Originally posted on “Is It Sports?” by Ryan. The Hockey lockout finally ended!
I don’t know if anyone has noticed, but hockey wasn’t played professionally this season. There was much gnashing of teeth in Canada and New England. Well, the good news is, the lock out which had caused the work stoppage is over, so I thought I would share a few thoughts on the whole situation.
First, let’s take a look at what caused the lock out in the first place. Hockey was hemorrhaging money because players were paid salaries comparable to those of salaries in other professional sports, except hockey didn’t have a TV deal and their arenas, even when they sold out, were small. Hockey players didn’t seem to realize this so the owners locked them out, opting to actually make money than lose it to the operating expenses. The players remained obstinate, but can you blame them? Most have head trauma.

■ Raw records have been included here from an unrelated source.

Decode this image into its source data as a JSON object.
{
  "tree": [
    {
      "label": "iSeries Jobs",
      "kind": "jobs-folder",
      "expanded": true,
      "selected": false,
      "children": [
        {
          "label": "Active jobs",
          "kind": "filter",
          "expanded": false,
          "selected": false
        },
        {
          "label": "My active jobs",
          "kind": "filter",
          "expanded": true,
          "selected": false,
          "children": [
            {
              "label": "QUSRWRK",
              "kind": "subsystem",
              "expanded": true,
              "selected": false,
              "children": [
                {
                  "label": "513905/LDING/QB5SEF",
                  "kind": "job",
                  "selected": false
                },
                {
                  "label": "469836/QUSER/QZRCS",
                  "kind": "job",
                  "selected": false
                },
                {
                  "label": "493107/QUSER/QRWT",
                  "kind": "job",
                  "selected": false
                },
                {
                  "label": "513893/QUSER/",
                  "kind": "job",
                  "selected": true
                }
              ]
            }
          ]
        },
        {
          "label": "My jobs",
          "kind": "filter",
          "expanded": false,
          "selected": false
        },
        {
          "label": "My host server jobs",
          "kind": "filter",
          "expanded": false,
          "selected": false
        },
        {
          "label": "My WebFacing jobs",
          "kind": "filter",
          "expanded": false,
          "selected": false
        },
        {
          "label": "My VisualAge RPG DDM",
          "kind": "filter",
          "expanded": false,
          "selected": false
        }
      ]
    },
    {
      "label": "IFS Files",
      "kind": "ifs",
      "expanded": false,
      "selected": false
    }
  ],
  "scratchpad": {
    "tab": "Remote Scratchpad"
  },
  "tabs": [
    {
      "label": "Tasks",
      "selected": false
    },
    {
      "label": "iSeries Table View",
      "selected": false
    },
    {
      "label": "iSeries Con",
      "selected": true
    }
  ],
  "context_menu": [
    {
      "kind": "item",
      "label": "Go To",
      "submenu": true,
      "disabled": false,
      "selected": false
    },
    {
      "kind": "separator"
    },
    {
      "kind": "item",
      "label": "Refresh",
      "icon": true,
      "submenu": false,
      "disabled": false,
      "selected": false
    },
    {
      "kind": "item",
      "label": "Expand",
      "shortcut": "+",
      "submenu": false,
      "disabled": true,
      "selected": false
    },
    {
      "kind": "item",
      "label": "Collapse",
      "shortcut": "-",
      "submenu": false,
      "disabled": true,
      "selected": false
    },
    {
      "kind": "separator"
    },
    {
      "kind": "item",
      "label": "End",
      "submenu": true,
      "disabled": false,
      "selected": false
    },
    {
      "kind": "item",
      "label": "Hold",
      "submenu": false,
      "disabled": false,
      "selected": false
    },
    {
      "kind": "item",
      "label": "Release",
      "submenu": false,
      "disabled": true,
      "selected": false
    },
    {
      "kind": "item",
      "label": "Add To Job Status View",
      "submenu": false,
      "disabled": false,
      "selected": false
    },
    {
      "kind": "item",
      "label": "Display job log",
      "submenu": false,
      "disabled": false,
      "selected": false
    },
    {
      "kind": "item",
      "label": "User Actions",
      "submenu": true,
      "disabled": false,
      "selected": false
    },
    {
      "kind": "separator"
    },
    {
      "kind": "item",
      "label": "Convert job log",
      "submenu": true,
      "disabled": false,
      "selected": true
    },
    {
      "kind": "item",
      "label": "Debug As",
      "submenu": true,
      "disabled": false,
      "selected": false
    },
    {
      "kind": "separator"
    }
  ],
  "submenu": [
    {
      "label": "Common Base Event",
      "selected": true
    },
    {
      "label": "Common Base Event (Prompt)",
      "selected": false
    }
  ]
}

So eventually, the players went to Europe to play, mostly because they love the game. Turns out, the players, even the ones from there, don’t like living in Omsk during the winter, so they softened their opinion and came crying back to the owners. Not only did they get a salary cap slapped on their heads, but they had a 34% roll back in salary. Would you go quietly if they cut more than a third of your salary?! Phenomenal negotiators for the owners.
So now the owners are looking for ways to make more money, aside from the reduced salaries. They want to lure new fans to the game by trying to make it more exciting. They want smaller pads, they want to take out the center red line like the way it used to be, which would eliminate a lot of icing calls as well as the two-line pass. These changes are fine. Goalies don’t need a foot of pads, and the pace of the game will be quicker without that center red line. Also, they aren’t bastardizations of the game, as its how hockey is played at the international level.

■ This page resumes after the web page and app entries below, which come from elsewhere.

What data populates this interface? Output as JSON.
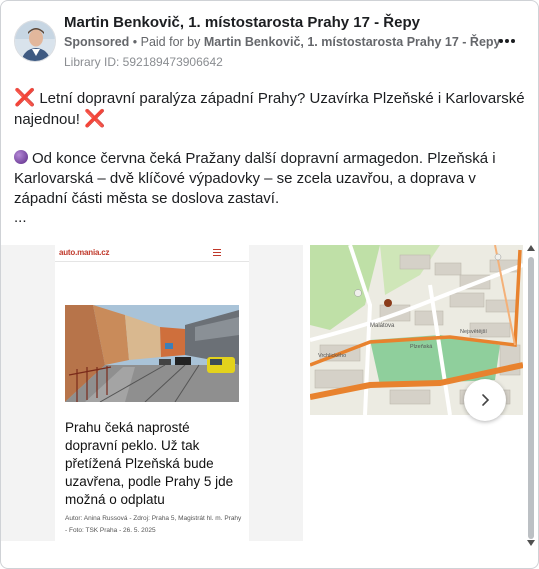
{
  "post": {
    "author": "Martin Benkovič, 1. místostarosta Prahy 17 - Řepy",
    "sponsored": "Sponsored",
    "paid_prefix": " • Paid for by ",
    "paid_by": "Martin Benkovič, 1. místostarosta Prahy 17 - Řepy",
    "library_id": "Library ID: 592189473906642",
    "text": {
      "line1_emoji": "❌",
      "line1": " Letní dopravní paralýza západní Prahy? Uzavírka Plzeňské i Karlovarské najednou! ",
      "line1_emoji_end": "❌",
      "line2": "Od konce června čeká Pražany další dopravní armagedon. Plzeňská i Karlovarská – dvě klíčové výpadovky – se zcela uzavřou, a doprava v západní části města se doslova zastaví.",
      "more": "..."
    }
  },
  "carousel": {
    "slide1": {
      "site_logo": "auto.mania.cz",
      "article_title": "Prahu čeká naprosté dopravní peklo. Už tak přetížená Plzeňská bude uzavřena, podle Prahy 5 jde možná o odplatu",
      "article_meta": "Autor: Anina Russová - Zdroj: Praha 5, Magistrát hl. m. Prahy - Foto: TSK Praha - 26. 5. 2025"
    },
    "slide2": {
      "map_labels": [
        "Malátova",
        "Nejsvětější",
        "Plzeňská",
        "Vrchlického"
      ]
    },
    "next_icon": "chevron-right-icon"
  },
  "colors": {
    "text": "#1c1e21",
    "secondary": "#65676b",
    "map_road_orange": "#e8822e",
    "map_green": "#8fcf9c"
  }
}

Then there are some other changes the owners wish to make. Eliminating the ties is one. They want to end ties with first a 5 minute overtime which would segue into a shootout. This does two things, both negative. First, it devalues the dramatic power of the penalty shot, what with there being at least 3 games a night with at least 10. Second, it reduces the entire game to short spurt of one-on-one shots. The ties are more valuable, as the points in the standings reflect the quality of the games played.

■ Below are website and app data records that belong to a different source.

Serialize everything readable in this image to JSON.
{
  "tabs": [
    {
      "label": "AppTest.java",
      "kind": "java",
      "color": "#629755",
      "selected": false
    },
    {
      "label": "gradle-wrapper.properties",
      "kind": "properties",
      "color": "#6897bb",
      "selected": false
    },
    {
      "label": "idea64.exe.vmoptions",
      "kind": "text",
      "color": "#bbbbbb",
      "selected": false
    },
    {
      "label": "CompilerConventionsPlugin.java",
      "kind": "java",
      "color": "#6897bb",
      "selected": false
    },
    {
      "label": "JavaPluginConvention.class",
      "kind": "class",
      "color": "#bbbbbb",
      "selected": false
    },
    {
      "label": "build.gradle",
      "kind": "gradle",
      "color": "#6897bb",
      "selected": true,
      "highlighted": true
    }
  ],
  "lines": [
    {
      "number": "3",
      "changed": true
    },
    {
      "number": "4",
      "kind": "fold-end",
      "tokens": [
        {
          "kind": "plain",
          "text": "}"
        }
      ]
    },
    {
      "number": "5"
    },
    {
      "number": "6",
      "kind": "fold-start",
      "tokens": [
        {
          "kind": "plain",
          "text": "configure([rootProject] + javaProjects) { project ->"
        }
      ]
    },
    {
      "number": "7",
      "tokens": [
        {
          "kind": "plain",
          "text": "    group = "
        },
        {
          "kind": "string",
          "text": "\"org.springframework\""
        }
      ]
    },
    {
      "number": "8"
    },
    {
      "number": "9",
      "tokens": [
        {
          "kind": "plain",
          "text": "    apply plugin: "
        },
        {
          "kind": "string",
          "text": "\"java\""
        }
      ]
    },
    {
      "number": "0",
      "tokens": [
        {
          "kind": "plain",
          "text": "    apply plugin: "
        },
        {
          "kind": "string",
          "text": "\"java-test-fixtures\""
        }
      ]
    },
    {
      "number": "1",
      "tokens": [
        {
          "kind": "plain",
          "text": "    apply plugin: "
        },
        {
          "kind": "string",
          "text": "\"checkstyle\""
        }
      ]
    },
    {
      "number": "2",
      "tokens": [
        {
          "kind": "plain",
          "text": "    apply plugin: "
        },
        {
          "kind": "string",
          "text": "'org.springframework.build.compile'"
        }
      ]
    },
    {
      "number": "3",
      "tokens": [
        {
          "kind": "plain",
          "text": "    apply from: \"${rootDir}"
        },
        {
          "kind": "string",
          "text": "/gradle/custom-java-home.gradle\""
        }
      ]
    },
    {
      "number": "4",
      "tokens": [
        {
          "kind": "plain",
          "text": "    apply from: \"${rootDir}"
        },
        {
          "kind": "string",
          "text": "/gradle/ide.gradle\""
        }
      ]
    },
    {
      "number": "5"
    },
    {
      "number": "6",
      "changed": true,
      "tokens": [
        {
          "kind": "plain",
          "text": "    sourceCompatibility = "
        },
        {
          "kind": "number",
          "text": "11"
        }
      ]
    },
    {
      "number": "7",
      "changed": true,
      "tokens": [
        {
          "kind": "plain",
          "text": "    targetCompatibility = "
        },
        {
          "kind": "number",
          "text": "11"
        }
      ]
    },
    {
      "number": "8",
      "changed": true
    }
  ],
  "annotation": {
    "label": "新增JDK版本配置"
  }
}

The other important and terrible change the owners want to make is with the net. They want to, after more than a century of tradition, make the nets larger. This isn’t soccer, NHL owners, and the size of the net hasn’t attracted Americans to that game either. If you want to attract the bored, attention span bereft fans that something like this would try to do, advertise the hits. Americans like violence, not necessarily scoring.
Now, there was another sport that tried to fundamentally alter the game, granted, the league in which they did that was not the primary league. They wanted to jerry rig the game to be more of a spectacle, something that more fans would tune into, if not for the game than for the action. Vince McMahon was wrong when he tinkered with football, and Gary Bettman would be wrong to tinker with hockey.
The Stanley Cup is the most historic sporting trophy in North America, and arguably the most coveted among those who play the game. You don’t hear people say “I want the Lombardi Trophy”. They want the Rings. What hockey needs to do is stay within itself, as a pride filled game with athletes that care about nothing more than getting that Cup. For hockey to recover, they need to demonstrate an internal self worth. They don’t need to change the game, they just need better marketing. Advertise the stories that go along with the hockey and how much it means to the players.
Never mind that there are some cultural problems with hockey, namely, Americans like to cheer predominantly for other Americans, and there are waning numbers of those in the NHL, hockey can do nothing to improve its position via rules changes. I can’t wait to see the product back on the ice however, and I hope you’ll all join me in watching on opening night. – Ryan